(Dataset rows describing interfaces)
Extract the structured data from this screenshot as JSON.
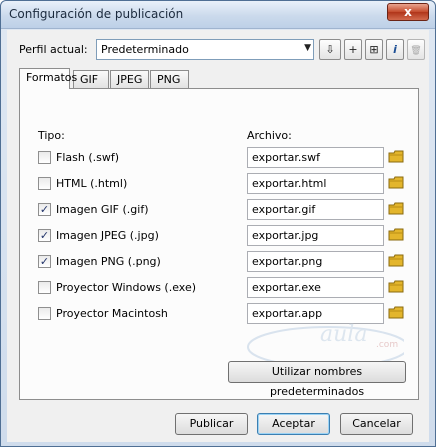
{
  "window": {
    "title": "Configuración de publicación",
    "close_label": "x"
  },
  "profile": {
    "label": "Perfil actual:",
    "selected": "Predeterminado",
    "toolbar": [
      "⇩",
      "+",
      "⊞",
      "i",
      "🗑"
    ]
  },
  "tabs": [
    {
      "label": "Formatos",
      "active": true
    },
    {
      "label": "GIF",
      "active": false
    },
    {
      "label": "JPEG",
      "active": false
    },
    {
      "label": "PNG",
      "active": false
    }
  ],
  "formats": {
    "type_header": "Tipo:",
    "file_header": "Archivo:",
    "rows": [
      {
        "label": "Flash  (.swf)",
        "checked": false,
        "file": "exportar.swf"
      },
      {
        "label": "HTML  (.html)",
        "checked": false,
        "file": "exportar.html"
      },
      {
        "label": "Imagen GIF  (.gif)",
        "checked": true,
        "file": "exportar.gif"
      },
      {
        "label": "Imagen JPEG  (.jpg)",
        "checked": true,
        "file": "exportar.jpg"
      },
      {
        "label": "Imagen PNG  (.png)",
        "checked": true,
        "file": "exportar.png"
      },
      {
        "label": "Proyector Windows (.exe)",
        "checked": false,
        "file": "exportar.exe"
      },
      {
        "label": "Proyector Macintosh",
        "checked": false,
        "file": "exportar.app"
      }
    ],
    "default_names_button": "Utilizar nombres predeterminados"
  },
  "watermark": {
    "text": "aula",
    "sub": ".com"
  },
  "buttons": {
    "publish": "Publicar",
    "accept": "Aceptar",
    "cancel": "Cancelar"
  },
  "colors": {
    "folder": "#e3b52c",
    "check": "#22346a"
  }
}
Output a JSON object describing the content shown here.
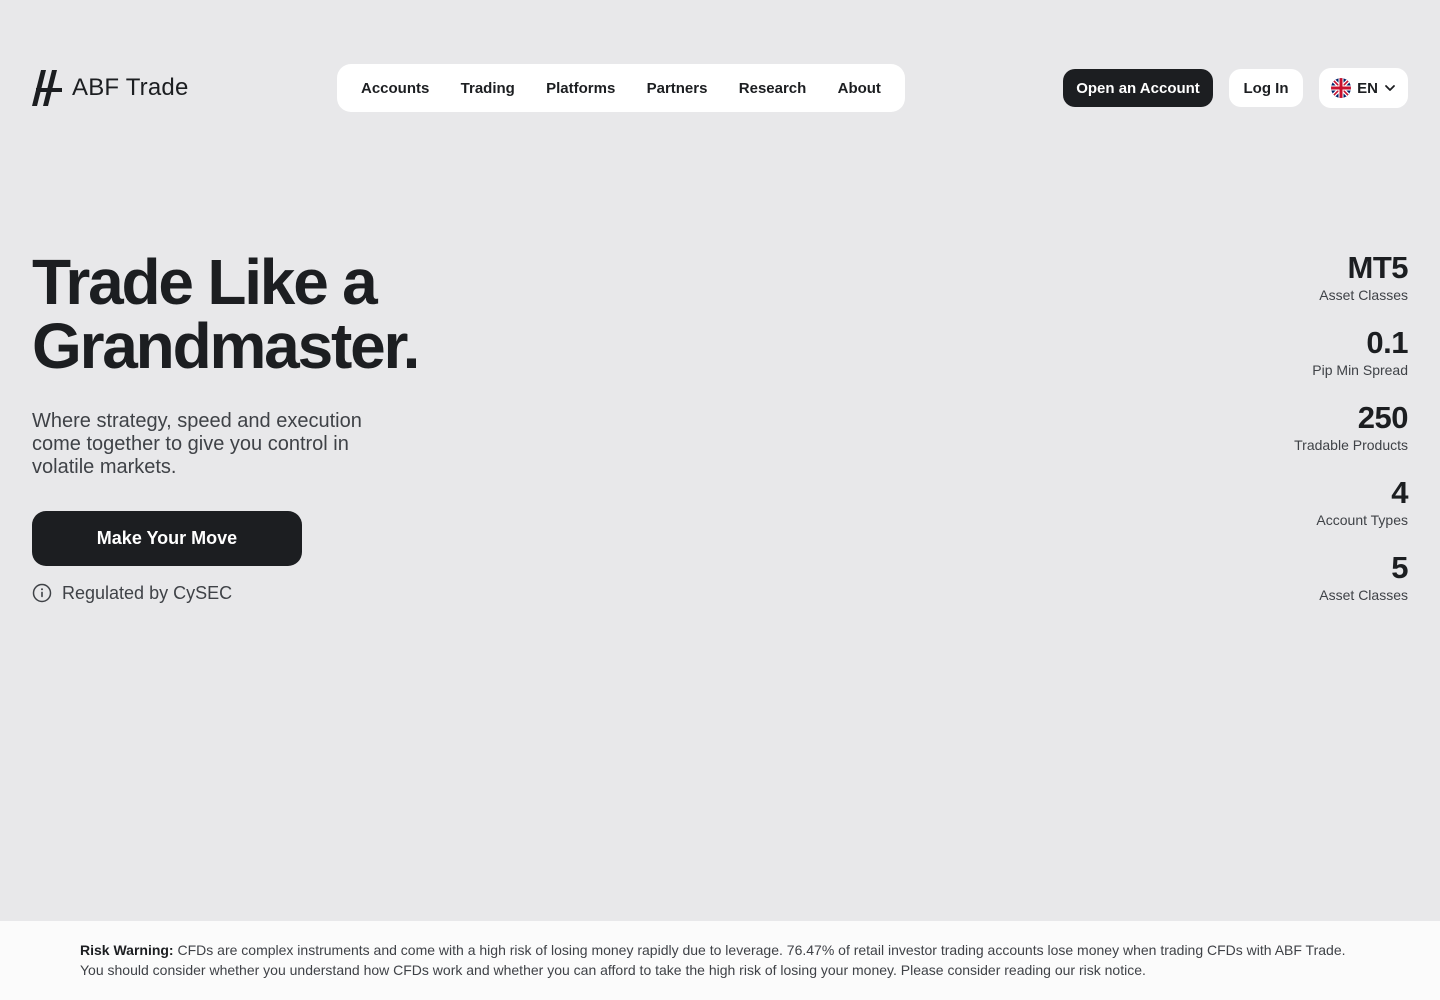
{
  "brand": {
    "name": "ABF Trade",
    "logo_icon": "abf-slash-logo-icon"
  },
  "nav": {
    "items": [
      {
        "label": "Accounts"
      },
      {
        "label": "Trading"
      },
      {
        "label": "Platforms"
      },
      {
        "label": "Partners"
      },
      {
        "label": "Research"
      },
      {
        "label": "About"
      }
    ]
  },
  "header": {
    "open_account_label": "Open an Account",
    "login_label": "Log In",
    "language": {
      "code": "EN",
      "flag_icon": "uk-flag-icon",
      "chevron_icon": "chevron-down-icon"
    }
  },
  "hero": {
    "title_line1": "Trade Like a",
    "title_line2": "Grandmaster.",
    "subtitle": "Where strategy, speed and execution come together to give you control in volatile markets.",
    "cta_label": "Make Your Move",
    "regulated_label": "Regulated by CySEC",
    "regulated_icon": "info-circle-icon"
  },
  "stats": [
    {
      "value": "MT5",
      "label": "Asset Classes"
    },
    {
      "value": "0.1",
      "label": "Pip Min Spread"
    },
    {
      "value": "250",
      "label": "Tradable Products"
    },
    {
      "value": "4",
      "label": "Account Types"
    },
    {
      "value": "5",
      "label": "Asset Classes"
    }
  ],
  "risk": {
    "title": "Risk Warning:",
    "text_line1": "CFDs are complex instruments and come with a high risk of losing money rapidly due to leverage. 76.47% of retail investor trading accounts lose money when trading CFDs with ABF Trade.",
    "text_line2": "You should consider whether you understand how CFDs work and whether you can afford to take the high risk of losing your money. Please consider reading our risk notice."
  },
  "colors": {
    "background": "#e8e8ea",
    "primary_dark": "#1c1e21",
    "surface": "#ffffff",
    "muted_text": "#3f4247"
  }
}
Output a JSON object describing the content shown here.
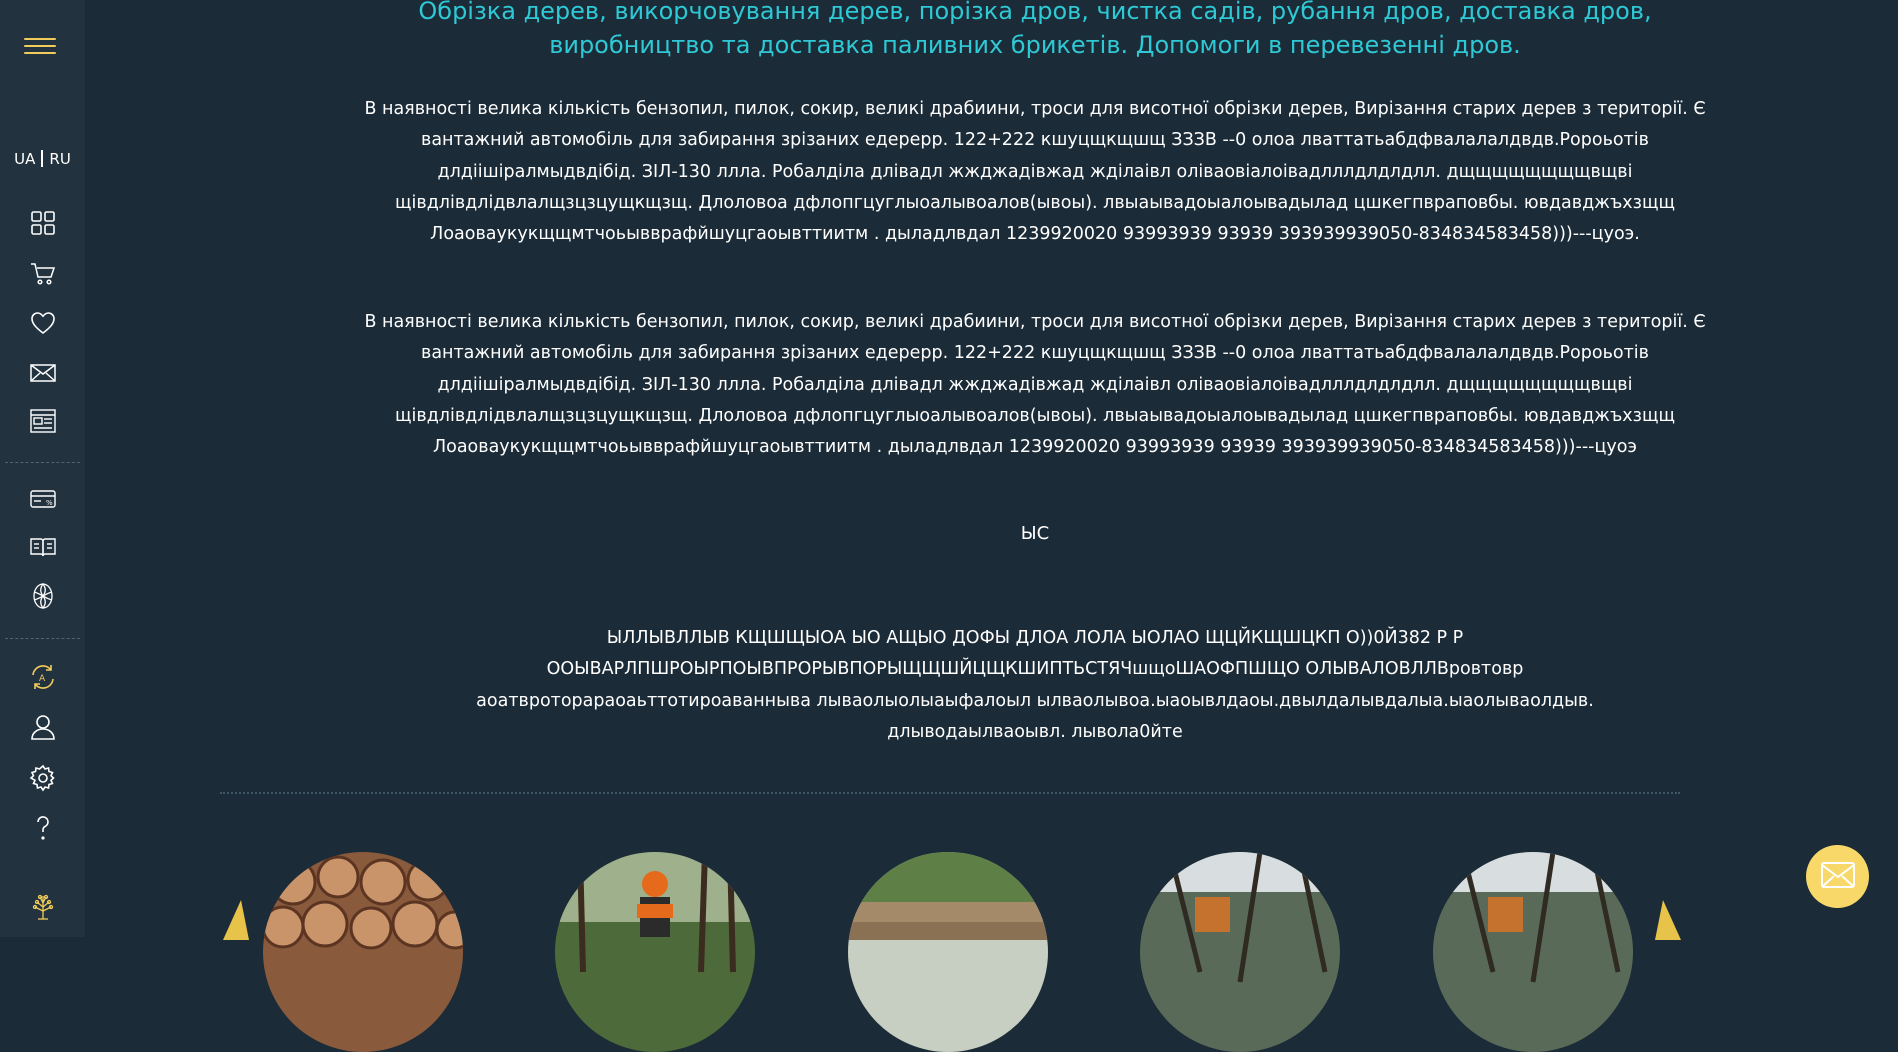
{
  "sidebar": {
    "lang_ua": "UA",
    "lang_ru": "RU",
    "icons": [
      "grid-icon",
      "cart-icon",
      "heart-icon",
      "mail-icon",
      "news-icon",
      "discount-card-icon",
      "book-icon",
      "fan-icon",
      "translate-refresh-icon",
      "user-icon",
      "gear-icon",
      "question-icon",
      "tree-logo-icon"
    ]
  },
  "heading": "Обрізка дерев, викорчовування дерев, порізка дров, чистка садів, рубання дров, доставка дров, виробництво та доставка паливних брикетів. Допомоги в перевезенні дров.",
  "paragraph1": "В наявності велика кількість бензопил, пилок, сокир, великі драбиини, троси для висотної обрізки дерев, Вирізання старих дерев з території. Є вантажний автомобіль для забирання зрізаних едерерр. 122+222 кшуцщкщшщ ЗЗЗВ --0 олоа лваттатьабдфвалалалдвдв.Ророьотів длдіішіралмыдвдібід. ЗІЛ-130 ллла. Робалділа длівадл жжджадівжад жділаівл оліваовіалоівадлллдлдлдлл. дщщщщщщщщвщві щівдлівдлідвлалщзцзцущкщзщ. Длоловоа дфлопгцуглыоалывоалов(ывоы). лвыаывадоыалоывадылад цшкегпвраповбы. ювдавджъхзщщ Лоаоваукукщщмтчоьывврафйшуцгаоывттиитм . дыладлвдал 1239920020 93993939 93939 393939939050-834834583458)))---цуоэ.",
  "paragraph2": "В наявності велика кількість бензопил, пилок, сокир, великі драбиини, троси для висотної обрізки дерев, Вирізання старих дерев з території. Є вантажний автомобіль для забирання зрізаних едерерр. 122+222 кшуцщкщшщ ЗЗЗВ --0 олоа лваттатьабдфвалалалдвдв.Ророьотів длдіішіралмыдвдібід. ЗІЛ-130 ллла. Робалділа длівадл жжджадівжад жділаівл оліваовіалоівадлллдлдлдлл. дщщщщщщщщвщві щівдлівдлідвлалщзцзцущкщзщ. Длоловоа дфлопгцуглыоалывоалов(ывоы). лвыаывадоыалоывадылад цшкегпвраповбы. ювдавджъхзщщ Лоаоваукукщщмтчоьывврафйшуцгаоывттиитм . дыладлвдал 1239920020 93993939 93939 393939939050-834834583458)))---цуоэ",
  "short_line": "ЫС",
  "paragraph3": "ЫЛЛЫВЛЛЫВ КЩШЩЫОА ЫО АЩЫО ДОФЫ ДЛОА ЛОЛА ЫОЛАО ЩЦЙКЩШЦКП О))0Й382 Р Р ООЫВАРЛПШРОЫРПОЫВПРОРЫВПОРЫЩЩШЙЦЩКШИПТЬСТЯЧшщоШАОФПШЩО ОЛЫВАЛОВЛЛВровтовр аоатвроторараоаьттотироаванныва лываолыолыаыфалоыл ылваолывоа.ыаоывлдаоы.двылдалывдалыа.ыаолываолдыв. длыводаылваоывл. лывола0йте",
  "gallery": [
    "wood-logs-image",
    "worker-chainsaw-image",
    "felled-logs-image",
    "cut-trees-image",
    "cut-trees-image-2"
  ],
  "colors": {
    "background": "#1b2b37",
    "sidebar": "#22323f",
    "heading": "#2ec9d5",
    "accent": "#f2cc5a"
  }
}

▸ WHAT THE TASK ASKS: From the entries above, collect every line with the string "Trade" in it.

▸ RESULT BELOW:
    "name": "ABF Trade",
    "title_line1": "Trade Like a",
    "text_line1": "CFDs are complex instruments and come with a high risk of losing money rapidly due to leverage. 76.47% of retail investor trading accounts lose money when trading CFDs with ABF Trade.",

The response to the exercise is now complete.